* _Your assignment_:
Determine how many of the lines below include "excerpt", then respond with that number and no other text.

App and web page records
◇ ◇ ◇ ◇
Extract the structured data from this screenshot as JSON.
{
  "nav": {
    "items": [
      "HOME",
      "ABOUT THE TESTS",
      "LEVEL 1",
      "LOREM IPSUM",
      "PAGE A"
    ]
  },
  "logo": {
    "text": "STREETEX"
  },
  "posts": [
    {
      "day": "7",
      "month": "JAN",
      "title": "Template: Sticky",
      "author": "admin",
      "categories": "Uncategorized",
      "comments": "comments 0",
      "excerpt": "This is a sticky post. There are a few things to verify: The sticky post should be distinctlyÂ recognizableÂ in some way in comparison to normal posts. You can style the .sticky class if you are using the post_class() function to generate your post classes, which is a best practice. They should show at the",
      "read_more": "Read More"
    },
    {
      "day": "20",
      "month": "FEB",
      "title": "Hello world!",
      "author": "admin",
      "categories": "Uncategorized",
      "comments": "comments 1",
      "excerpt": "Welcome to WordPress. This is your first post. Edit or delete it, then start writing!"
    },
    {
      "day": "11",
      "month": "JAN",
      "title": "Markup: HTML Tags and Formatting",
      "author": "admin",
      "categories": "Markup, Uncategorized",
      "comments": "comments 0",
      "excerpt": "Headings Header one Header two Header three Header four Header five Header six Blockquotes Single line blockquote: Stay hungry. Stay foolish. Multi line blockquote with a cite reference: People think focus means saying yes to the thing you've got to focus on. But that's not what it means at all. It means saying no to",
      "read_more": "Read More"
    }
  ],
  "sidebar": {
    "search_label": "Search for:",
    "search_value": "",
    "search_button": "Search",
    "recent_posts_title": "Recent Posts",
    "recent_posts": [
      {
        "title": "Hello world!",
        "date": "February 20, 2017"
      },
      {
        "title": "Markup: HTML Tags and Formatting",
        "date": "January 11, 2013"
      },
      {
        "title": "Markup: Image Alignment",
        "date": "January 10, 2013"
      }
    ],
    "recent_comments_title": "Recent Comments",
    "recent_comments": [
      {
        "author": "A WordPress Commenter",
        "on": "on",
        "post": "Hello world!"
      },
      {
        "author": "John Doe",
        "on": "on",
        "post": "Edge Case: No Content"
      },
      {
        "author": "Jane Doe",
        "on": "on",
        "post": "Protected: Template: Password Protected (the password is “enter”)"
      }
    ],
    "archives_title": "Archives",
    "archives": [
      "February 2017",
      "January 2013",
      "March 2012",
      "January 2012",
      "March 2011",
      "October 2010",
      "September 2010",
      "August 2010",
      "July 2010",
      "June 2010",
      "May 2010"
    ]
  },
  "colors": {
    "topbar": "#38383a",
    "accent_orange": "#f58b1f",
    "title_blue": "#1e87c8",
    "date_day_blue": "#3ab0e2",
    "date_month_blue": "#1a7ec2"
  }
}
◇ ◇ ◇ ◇
* _Written response_:
3